Your goal –
I would like you to return all of the records exactly as they stand.

Provided data –
▬▬▬▬▬▬

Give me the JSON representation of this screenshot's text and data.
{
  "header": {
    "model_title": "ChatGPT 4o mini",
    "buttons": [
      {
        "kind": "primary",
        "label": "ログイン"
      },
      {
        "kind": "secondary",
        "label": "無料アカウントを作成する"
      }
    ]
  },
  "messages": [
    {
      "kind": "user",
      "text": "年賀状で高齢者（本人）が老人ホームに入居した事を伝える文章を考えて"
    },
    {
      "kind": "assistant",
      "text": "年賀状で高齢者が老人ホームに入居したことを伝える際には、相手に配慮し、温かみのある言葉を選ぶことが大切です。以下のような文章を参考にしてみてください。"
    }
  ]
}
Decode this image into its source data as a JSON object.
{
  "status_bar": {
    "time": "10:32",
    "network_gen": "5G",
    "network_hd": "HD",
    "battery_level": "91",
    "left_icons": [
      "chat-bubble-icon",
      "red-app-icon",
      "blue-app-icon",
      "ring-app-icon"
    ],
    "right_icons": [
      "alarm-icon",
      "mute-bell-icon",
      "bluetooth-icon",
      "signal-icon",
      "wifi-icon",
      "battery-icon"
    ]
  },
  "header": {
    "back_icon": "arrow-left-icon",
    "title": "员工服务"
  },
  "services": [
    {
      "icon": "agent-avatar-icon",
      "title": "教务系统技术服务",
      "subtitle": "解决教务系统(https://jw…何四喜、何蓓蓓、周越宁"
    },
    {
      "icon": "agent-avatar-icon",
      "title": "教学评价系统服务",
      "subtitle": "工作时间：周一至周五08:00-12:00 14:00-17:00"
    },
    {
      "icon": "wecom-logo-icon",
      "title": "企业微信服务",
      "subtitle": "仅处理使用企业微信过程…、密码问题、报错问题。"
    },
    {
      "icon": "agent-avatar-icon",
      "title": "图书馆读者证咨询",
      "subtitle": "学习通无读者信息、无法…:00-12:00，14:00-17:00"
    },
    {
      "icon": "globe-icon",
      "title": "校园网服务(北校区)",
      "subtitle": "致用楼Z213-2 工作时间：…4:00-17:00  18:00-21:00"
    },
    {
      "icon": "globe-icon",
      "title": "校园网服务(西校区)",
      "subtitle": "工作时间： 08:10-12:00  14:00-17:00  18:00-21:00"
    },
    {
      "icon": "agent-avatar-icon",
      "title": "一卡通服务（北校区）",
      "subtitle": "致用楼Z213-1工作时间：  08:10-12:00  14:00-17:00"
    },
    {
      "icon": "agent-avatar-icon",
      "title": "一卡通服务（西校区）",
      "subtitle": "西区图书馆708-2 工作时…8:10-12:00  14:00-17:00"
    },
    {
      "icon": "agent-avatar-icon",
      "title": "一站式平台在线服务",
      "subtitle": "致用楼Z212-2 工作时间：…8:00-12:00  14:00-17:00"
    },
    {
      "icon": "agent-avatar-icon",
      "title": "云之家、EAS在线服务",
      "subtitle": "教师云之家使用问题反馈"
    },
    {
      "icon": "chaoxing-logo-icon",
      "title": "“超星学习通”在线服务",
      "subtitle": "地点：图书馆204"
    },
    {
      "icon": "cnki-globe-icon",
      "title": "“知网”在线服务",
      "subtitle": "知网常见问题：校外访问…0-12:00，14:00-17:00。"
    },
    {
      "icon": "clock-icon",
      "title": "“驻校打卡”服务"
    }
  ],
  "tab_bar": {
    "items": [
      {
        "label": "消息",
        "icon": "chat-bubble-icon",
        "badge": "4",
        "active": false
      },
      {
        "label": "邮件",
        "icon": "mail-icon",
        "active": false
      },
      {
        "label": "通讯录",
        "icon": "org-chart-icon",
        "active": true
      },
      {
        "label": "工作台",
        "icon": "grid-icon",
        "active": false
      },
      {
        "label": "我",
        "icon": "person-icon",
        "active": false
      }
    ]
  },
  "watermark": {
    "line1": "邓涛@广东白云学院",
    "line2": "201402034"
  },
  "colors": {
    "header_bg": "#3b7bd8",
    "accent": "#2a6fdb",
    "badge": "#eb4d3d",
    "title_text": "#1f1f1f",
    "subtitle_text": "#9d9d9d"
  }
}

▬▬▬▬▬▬

Written solution –
Give me the JSON representation of this screenshot's text and data.
{
  "header": {
    "model_title": "ChatGPT 4o mini",
    "buttons": [
      {
        "kind": "primary",
        "label": "ログイン"
      },
      {
        "kind": "secondary",
        "label": "無料アカウントを作成する"
      }
    ]
  },
  "messages": [
    {
      "kind": "user",
      "text": "年賀状で高齢者（本人）が老人ホームに入居した事を伝える文章を考えて"
    },
    {
      "kind": "assistant",
      "text": "年賀状で高齢者が老人ホームに入居したことを伝える際には、相手に配慮し、温かみのある言葉を選ぶことが大切です。以下のような文章を参考にしてみてください。"
    }
  ]
}
Decode this image into its source data as a JSON object.
{
  "status_bar": {
    "time": "10:32",
    "network_gen": "5G",
    "network_hd": "HD",
    "battery_level": "91",
    "left_icons": [
      "chat-bubble-icon",
      "red-app-icon",
      "blue-app-icon",
      "ring-app-icon"
    ],
    "right_icons": [
      "alarm-icon",
      "mute-bell-icon",
      "bluetooth-icon",
      "signal-icon",
      "wifi-icon",
      "battery-icon"
    ]
  },
  "header": {
    "back_icon": "arrow-left-icon",
    "title": "员工服务"
  },
  "services": [
    {
      "icon": "agent-avatar-icon",
      "title": "教务系统技术服务",
      "subtitle": "解决教务系统(https://jw…何四喜、何蓓蓓、周越宁"
    },
    {
      "icon": "agent-avatar-icon",
      "title": "教学评价系统服务",
      "subtitle": "工作时间：周一至周五08:00-12:00 14:00-17:00"
    },
    {
      "icon": "wecom-logo-icon",
      "title": "企业微信服务",
      "subtitle": "仅处理使用企业微信过程…、密码问题、报错问题。"
    },
    {
      "icon": "agent-avatar-icon",
      "title": "图书馆读者证咨询",
      "subtitle": "学习通无读者信息、无法…:00-12:00，14:00-17:00"
    },
    {
      "icon": "globe-icon",
      "title": "校园网服务(北校区)",
      "subtitle": "致用楼Z213-2 工作时间：…4:00-17:00  18:00-21:00"
    },
    {
      "icon": "globe-icon",
      "title": "校园网服务(西校区)",
      "subtitle": "工作时间： 08:10-12:00  14:00-17:00  18:00-21:00"
    },
    {
      "icon": "agent-avatar-icon",
      "title": "一卡通服务（北校区）",
      "subtitle": "致用楼Z213-1工作时间：  08:10-12:00  14:00-17:00"
    },
    {
      "icon": "agent-avatar-icon",
      "title": "一卡通服务（西校区）",
      "subtitle": "西区图书馆708-2 工作时…8:10-12:00  14:00-17:00"
    },
    {
      "icon": "agent-avatar-icon",
      "title": "一站式平台在线服务",
      "subtitle": "致用楼Z212-2 工作时间：…8:00-12:00  14:00-17:00"
    },
    {
      "icon": "agent-avatar-icon",
      "title": "云之家、EAS在线服务",
      "subtitle": "教师云之家使用问题反馈"
    },
    {
      "icon": "chaoxing-logo-icon",
      "title": "“超星学习通”在线服务",
      "subtitle": "地点：图书馆204"
    },
    {
      "icon": "cnki-globe-icon",
      "title": "“知网”在线服务",
      "subtitle": "知网常见问题：校外访问…0-12:00，14:00-17:00。"
    },
    {
      "icon": "clock-icon",
      "title": "“驻校打卡”服务"
    }
  ],
  "tab_bar": {
    "items": [
      {
        "label": "消息",
        "icon": "chat-bubble-icon",
        "badge": "4",
        "active": false
      },
      {
        "label": "邮件",
        "icon": "mail-icon",
        "active": false
      },
      {
        "label": "通讯录",
        "icon": "org-chart-icon",
        "active": true
      },
      {
        "label": "工作台",
        "icon": "grid-icon",
        "active": false
      },
      {
        "label": "我",
        "icon": "person-icon",
        "active": false
      }
    ]
  },
  "watermark": {
    "line1": "邓涛@广东白云学院",
    "line2": "201402034"
  },
  "colors": {
    "header_bg": "#3b7bd8",
    "accent": "#2a6fdb",
    "badge": "#eb4d3d",
    "title_text": "#1f1f1f",
    "subtitle_text": "#9d9d9d"
  }
}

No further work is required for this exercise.